As the Immigration officer had promised, I was in fact greeted with a thousand hills and a million smiles. Hills that seemed to be rolling for infinite miles, women walking carefree balancing several bunches of bananas on their heads, children playing with footballs wound together by thread and condoms, the smell of fresh unpolluted air sweetly embraced the village of Nyamagabe. Southwest of the capital Kigali, Nyamagabe seems very small, but it gleamed with an unimaginable amount of historical vitality. From the time of the end of the genocide, the district of Nyamagabe has managed to pick itself up and refuel their priorities. For example, prisoners in Rwanda regardless of their crime are committed to working for the community. Everyday the streets and fields would catch a glimpse of a troop of men in orange conducting tasks to enhance the state of their society.
Working at the UNHCR field camp, I was not in contact with many Rwandans; rather I was surrounded by thousands of Congolese refugees. As an intern one of my jobs was to teach Congolese refugees. I took on this task hoping that it would be easy, imagining in my mind a small group of youngsters and a book of fairytales. However, upon reaching the classroom I was greeted by forty students that all seemed to my age or older. Abruptly feeling shy, I gave a quick introduction and began rambling on about the Arab Spring. All of their attention was focused on me as they took notes and asked questions with surging interest. I suddenly became more comfortable and spoke to them as if I had known them for months.
After the first class the head of the school told me that the students I was working with were in a special program as they were having extra difficulty adjusting from a French-Congolese system to an English-Rwandan school system. Surprisingly, the majority of them knew more economics, history, and geography than I did but the only thing holding them back was the language barrier. A fellow intern decided to test them by giving them a homework assignment to write about their ‘dream’.
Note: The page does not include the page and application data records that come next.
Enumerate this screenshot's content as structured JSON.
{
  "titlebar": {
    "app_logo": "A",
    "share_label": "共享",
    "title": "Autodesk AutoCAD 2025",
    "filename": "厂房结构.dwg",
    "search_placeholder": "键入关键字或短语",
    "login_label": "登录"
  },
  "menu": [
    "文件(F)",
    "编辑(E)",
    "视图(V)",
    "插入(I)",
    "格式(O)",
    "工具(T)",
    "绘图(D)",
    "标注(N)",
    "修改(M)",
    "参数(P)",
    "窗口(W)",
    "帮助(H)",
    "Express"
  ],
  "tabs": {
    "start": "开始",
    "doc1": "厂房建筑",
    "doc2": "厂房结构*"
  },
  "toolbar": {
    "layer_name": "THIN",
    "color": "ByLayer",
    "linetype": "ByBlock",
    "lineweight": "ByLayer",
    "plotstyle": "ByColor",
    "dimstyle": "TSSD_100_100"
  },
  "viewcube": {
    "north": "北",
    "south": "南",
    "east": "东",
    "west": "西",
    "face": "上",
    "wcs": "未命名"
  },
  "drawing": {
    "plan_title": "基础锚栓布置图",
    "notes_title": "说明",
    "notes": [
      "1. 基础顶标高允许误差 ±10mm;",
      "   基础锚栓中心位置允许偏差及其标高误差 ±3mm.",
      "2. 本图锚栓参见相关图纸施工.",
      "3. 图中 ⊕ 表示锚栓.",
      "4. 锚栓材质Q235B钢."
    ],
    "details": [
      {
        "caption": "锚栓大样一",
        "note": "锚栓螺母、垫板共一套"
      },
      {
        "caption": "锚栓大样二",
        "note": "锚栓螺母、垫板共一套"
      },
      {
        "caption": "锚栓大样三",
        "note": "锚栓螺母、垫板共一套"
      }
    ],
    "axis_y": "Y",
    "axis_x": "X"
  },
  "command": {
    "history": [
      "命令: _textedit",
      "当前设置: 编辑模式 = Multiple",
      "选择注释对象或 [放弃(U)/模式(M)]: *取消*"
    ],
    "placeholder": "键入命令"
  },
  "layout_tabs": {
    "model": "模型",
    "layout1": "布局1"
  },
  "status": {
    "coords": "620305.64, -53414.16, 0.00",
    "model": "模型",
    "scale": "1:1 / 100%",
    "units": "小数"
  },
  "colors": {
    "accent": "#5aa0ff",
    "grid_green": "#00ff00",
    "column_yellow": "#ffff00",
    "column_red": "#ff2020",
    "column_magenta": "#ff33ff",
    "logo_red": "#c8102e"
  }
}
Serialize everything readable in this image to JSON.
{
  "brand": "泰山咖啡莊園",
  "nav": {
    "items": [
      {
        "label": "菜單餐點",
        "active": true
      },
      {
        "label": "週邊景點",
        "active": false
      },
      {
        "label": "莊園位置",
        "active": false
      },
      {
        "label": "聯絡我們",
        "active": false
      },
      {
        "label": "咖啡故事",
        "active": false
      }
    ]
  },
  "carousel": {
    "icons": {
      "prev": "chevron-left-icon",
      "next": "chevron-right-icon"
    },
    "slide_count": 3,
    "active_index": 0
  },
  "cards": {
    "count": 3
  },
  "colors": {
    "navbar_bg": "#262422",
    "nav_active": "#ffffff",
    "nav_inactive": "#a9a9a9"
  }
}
When the responses slowly started to come in, written in script that seemed as if it could have been a font, they spoke of dreams, mostly dreams of being educated, and becoming leaders of the camp, and even the World! They thanked us for providing them with the education that they needed, and they promised themselves to continue to learn and improve their skills.
Stories like this have been told time and time over from people around the World, however, these students had a glint in their eyes, so sincere and passionate that I prayed for every single one of their dreams to come true, at least to a certain extent. Regardless of them having no permanent home and having to leave behind their entire lives, these students wanted nothing more than to have an education to ensure that their futures and those of their friends and families would be bright and satisfying.
Today we see Congo being shredded to pieces on the news, and here I saw the souls of Congo learning and striving to make their country better through education. Hopefully these young leaders will continue to strive to reach their dreams to return to their homes, and make a difference.
M Lyla Saifi
Image Credits: M Lyla Saifi and United Nations High Commissioner for Refugees